TASK REQUIREMENTS
Every record is to be printed exactly as written, and any picture in it is skipped.

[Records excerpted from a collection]
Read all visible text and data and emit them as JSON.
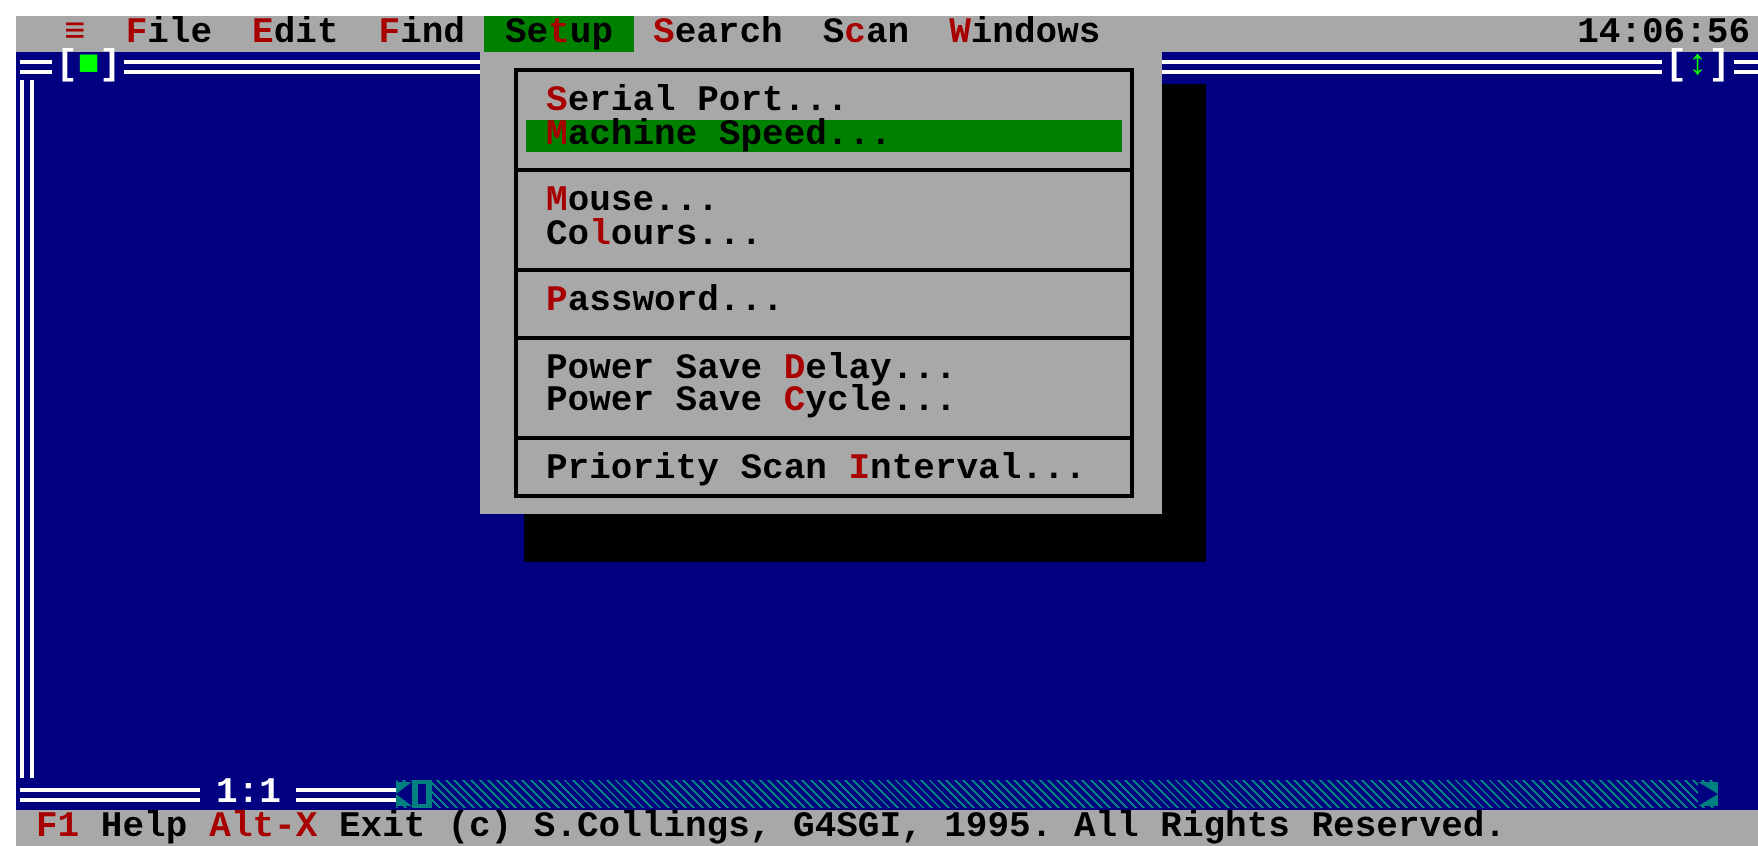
{
  "menu_bar": {
    "items": [
      {
        "key": "≡",
        "selected": false
      },
      {
        "key": "F",
        "post": "ile",
        "selected": false
      },
      {
        "key": "E",
        "post": "dit",
        "selected": false
      },
      {
        "key": "F",
        "post": "ind",
        "selected": false
      },
      {
        "pre": "Se",
        "key": "t",
        "post": "up",
        "selected": true
      },
      {
        "key": "S",
        "post": "earch",
        "selected": false
      },
      {
        "pre": "S",
        "key": "c",
        "post": "an",
        "selected": false
      },
      {
        "key": "W",
        "post": "indows",
        "selected": false
      }
    ],
    "clock": "14:06:56"
  },
  "setup_menu": {
    "groups": [
      [
        {
          "key": "S",
          "post": "erial Port...",
          "selected": false
        },
        {
          "key": "M",
          "post": "achine Speed...",
          "selected": true
        }
      ],
      [
        {
          "key": "M",
          "post": "ouse...",
          "selected": false
        },
        {
          "pre": "Co",
          "key": "l",
          "post": "ours...",
          "selected": false
        }
      ],
      [
        {
          "key": "P",
          "post": "assword...",
          "selected": false
        }
      ],
      [
        {
          "pre": "Power Save ",
          "key": "D",
          "post": "elay...",
          "selected": false
        },
        {
          "pre": "Power Save ",
          "key": "C",
          "post": "ycle...",
          "selected": false
        }
      ],
      [
        {
          "pre": "Priority Scan ",
          "key": "I",
          "post": "nterval...",
          "selected": false
        }
      ]
    ]
  },
  "window": {
    "close_button": "[■]",
    "zoom_button": "[↕]",
    "position": "1:1"
  },
  "status_bar": {
    "items": [
      {
        "key": "F1",
        "label": "Help"
      },
      {
        "key": "Alt-X",
        "label": "Exit"
      }
    ],
    "copyright": "(c) S.Collings, G4SGI, 1995. All Rights Reserved."
  }
}
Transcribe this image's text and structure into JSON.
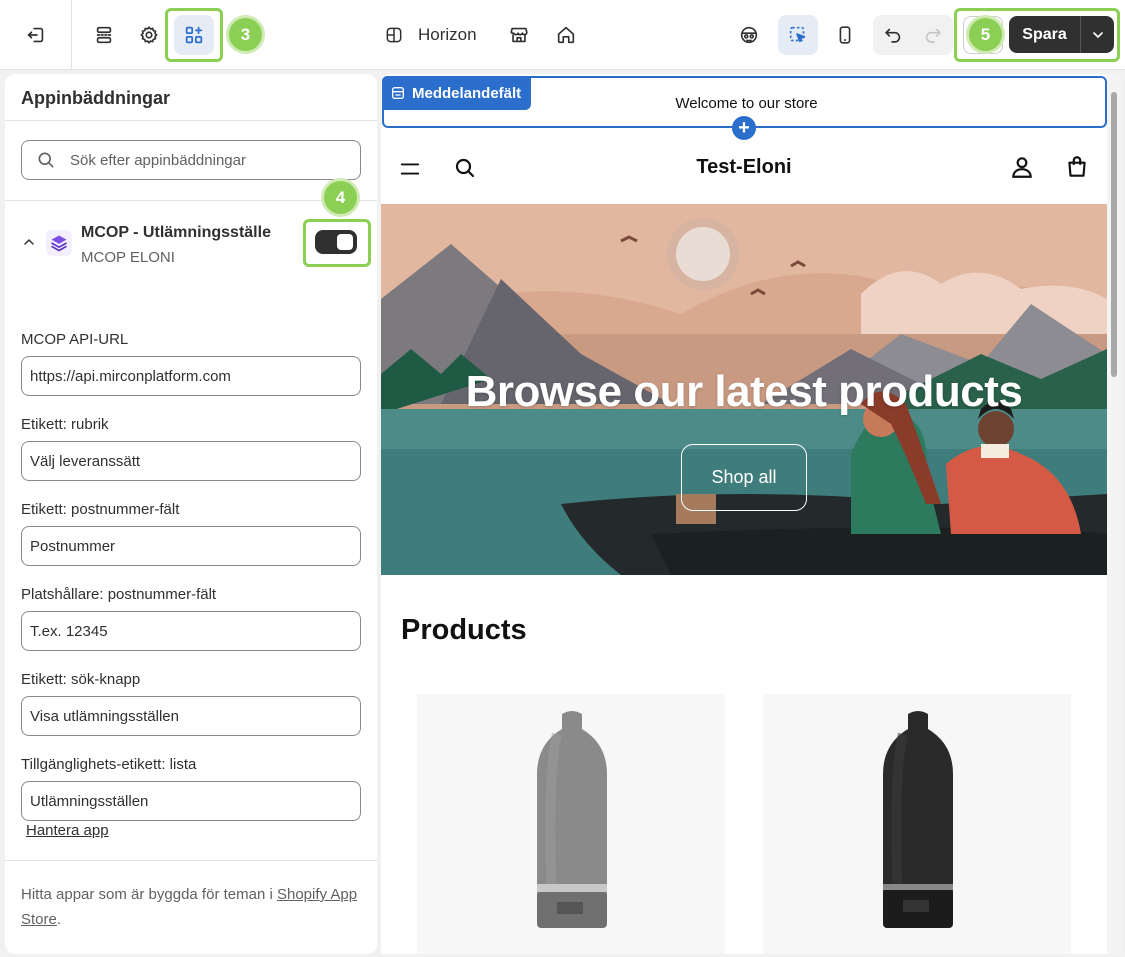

FINAL ANSWER
Read all visible text and data and emit them as JSON.
{
  "menu_bar": {
    "items": [
      {
        "key": "≡",
        "selected": false
      },
      {
        "key": "F",
        "post": "ile",
        "selected": false
      },
      {
        "key": "E",
        "post": "dit",
        "selected": false
      },
      {
        "key": "F",
        "post": "ind",
        "selected": false
      },
      {
        "pre": "Se",
        "key": "t",
        "post": "up",
        "selected": true
      },
      {
        "key": "S",
        "post": "earch",
        "selected": false
      },
      {
        "pre": "S",
        "key": "c",
        "post": "an",
        "selected": false
      },
      {
        "key": "W",
        "post": "indows",
        "selected": false
      }
    ],
    "clock": "14:06:56"
  },
  "setup_menu": {
    "groups": [
      [
        {
          "key": "S",
          "post": "erial Port...",
          "selected": false
        },
        {
          "key": "M",
          "post": "achine Speed...",
          "selected": true
        }
      ],
      [
        {
          "key": "M",
          "post": "ouse...",
          "selected": false
        },
        {
          "pre": "Co",
          "key": "l",
          "post": "ours...",
          "selected": false
        }
      ],
      [
        {
          "key": "P",
          "post": "assword...",
          "selected": false
        }
      ],
      [
        {
          "pre": "Power Save ",
          "key": "D",
          "post": "elay...",
          "selected": false
        },
        {
          "pre": "Power Save ",
          "key": "C",
          "post": "ycle...",
          "selected": false
        }
      ],
      [
        {
          "pre": "Priority Scan ",
          "key": "I",
          "post": "nterval...",
          "selected": false
        }
      ]
    ]
  },
  "window": {
    "close_button": "[■]",
    "zoom_button": "[↕]",
    "position": "1:1"
  },
  "status_bar": {
    "items": [
      {
        "key": "F1",
        "label": "Help"
      },
      {
        "key": "Alt-X",
        "label": "Exit"
      }
    ],
    "copyright": "(c) S.Collings, G4SGI, 1995. All Rights Reserved."
  }
}
Transcribe this image's text and structure into JSON.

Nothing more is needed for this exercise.